-- Opening Marker --
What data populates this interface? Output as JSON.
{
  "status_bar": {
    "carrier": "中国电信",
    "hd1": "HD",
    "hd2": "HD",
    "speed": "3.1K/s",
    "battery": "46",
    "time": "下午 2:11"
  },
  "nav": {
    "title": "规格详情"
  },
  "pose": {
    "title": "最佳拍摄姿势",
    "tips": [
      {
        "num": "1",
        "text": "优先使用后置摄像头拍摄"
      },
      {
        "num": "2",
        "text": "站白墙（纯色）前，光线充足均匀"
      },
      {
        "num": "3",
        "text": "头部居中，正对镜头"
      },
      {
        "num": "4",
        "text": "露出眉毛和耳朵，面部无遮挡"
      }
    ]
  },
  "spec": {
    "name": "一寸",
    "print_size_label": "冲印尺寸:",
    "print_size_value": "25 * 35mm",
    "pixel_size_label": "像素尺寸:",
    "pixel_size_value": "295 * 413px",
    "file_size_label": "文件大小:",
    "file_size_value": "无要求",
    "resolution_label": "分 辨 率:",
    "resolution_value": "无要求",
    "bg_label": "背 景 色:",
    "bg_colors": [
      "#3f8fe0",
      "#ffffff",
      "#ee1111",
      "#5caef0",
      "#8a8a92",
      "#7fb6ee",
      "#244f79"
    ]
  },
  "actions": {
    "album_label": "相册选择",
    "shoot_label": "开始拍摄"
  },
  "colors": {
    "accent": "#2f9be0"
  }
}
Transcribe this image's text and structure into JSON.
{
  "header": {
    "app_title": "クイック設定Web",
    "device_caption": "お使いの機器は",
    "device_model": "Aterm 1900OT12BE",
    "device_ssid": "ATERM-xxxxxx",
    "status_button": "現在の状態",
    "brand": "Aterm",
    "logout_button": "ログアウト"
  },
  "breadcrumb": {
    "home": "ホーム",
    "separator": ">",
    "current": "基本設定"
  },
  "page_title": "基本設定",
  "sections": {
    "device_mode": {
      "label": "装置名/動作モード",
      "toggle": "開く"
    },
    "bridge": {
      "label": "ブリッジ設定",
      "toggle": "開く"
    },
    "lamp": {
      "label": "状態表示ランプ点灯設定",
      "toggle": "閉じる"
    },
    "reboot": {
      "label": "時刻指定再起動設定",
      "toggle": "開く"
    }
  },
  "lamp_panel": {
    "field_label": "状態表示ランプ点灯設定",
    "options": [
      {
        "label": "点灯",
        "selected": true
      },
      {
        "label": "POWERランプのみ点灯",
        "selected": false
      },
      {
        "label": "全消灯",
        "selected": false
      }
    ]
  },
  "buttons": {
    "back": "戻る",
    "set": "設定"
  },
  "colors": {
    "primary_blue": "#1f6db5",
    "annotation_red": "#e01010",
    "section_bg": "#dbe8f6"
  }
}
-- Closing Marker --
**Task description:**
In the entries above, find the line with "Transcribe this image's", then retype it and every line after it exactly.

**The answer:**
Transcribe this image's text and structure into JSON.
{
  "header": {
    "app_title": "クイック設定Web",
    "device_caption": "お使いの機器は",
    "device_model": "Aterm 1900OT12BE",
    "device_ssid": "ATERM-xxxxxx",
    "status_button": "現在の状態",
    "brand": "Aterm",
    "logout_button": "ログアウト"
  },
  "breadcrumb": {
    "home": "ホーム",
    "separator": ">",
    "current": "基本設定"
  },
  "page_title": "基本設定",
  "sections": {
    "device_mode": {
      "label": "装置名/動作モード",
      "toggle": "開く"
    },
    "bridge": {
      "label": "ブリッジ設定",
      "toggle": "開く"
    },
    "lamp": {
      "label": "状態表示ランプ点灯設定",
      "toggle": "閉じる"
    },
    "reboot": {
      "label": "時刻指定再起動設定",
      "toggle": "開く"
    }
  },
  "lamp_panel": {
    "field_label": "状態表示ランプ点灯設定",
    "options": [
      {
        "label": "点灯",
        "selected": true
      },
      {
        "label": "POWERランプのみ点灯",
        "selected": false
      },
      {
        "label": "全消灯",
        "selected": false
      }
    ]
  },
  "buttons": {
    "back": "戻る",
    "set": "設定"
  },
  "colors": {
    "primary_blue": "#1f6db5",
    "annotation_red": "#e01010",
    "section_bg": "#dbe8f6"
  }
}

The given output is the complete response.